“Scientific applications are very broad, including bio-sensing, optical metamaterials, plasmonic devices that can concentrate light, photocatalysis, and many more,” he said.

The technique the team used combines an old fabrication method--top-down lithography, the same method used to make computer chips--with a new one; that is, programmable self-assembly driven by DNA.

The Northwestern team is the first to combine the two to achieve individual particle control in three dimensions, researchers said. This control of the geometry, shape, arrangement of nanostructures is what is key to access interesting optical properties, Adin explained.

“Conventional methods either focus on top-down lithography approaches, limiting the ability to fabricate unique nanoparticle shapes and often not yielding dynamic responses,” he said. “Bottom-up approaches like self-assembly is usually random and does not provide significant control over the arrangement of particles.

“Our method is unique in the sense that we combine best of these two fabrication techniques enabling ultimate control of size, shape, geometry, and periodicity together with dynamic control enabled by tuning the DNA-length,” Adin continued.

This precise control of nanoparticles “is a significant step toward realizing exciting metamaterial architectures simply due to precise control of nanoparticles,” he said. This is also what paves the way for the development of cloaking materials and devices, though the team didn’t specifically investigate this property in its research, Adin added.

“Our method will provide a viable platform for designing more efficient cloaking metamaterials,” he said. “Experimental demonstrations of optical cloaking devices [have been] limited due to strict requirements for refractive index distribution, which is really difficult achieve with conventional methods. With our method, one can easily design a cloaking metamaterial with precise control.”

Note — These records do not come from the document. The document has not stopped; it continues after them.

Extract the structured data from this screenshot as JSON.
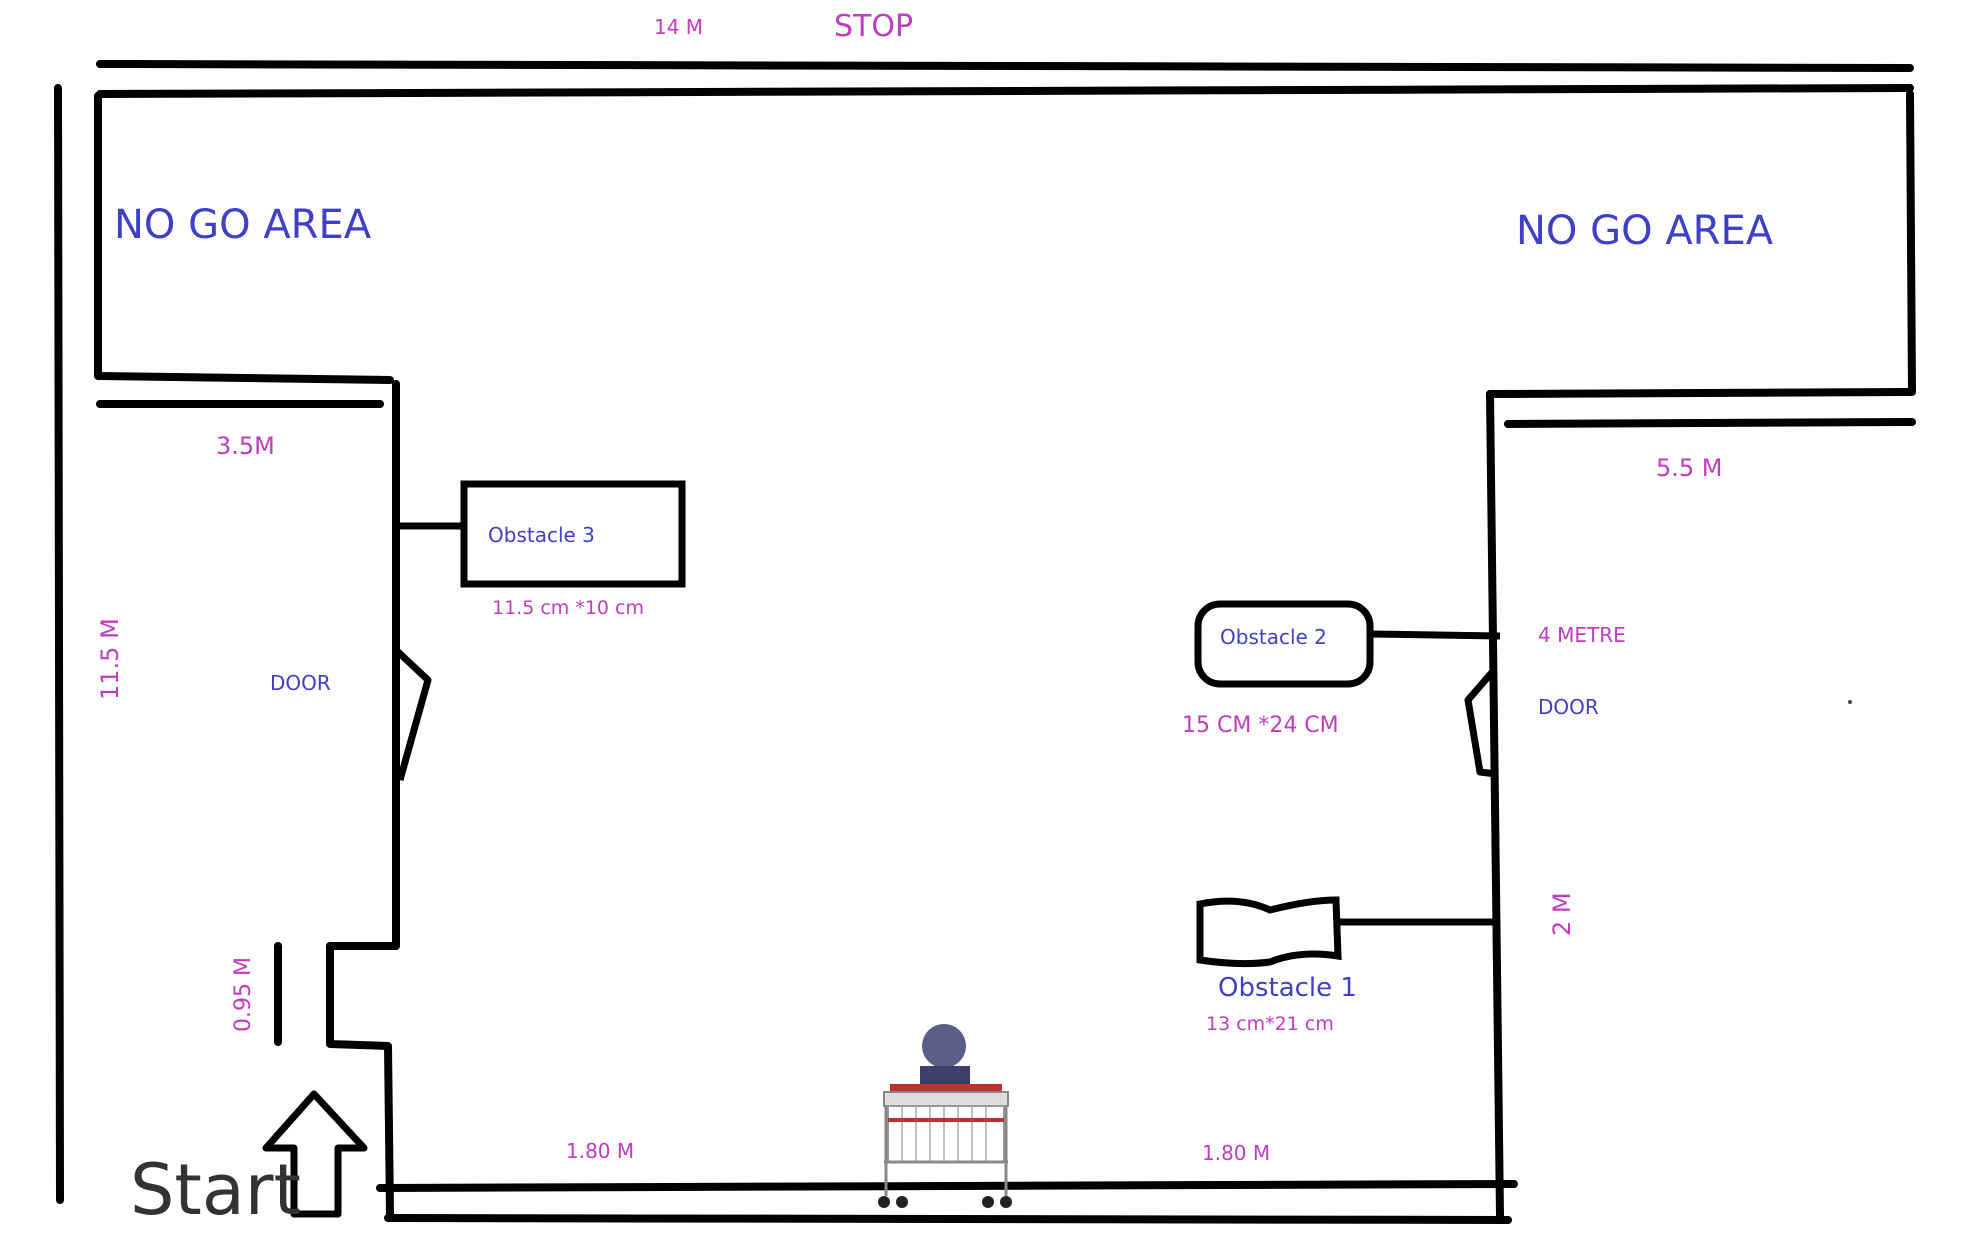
{
  "labels": {
    "top_dimension": "14 M",
    "stop": "STOP",
    "no_go_left": "NO GO AREA",
    "no_go_right": "NO GO AREA",
    "left_top_dim": "3.5M",
    "right_top_dim": "5.5 M",
    "left_height": "11.5 M",
    "door_left": "DOOR",
    "door_right": "DOOR",
    "obstacle3": "Obstacle 3",
    "obstacle3_size": "11.5 cm *10 cm",
    "obstacle2": "Obstacle 2",
    "obstacle2_dist": "4 METRE",
    "obstacle2_size": "15 CM *24 CM",
    "obstacle1": "Obstacle 1",
    "obstacle1_size": "13 cm*21 cm",
    "right_low_dim": "2 M",
    "entrance_width": "0.95 M",
    "bottom_left_dim": "1.80 M",
    "bottom_right_dim": "1.80 M",
    "start": "Start"
  },
  "colors": {
    "dimension": "#c03cc0",
    "label": "#3f3fc8",
    "wall": "#000000",
    "start_text": "#333333"
  },
  "icons": [
    "up-arrow-icon",
    "robot-cart-icon"
  ]
}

Researchers published a paper on their work in the journal Science.

In addition the applications Adin previously mentioned, the method also can be used in material platforms such as biological and chemical sensors in which the DNA length can be tuned with the presence of biomolecules or chemical solutions, he added.

Researchers plan to continue their work to demonstrate novel metamaterial architectures that can bend, cloak, and focus light dynamically, as well as to investigate the possibility to of different types of nanoparticles such as semiconductor, magnetic, and dielectric nanoparticles to broaden the range of optical properties and dynamic control, Adin said.  

Elizabeth Montalbano is a freelance writer who has written about technology and culture for more than 15 years.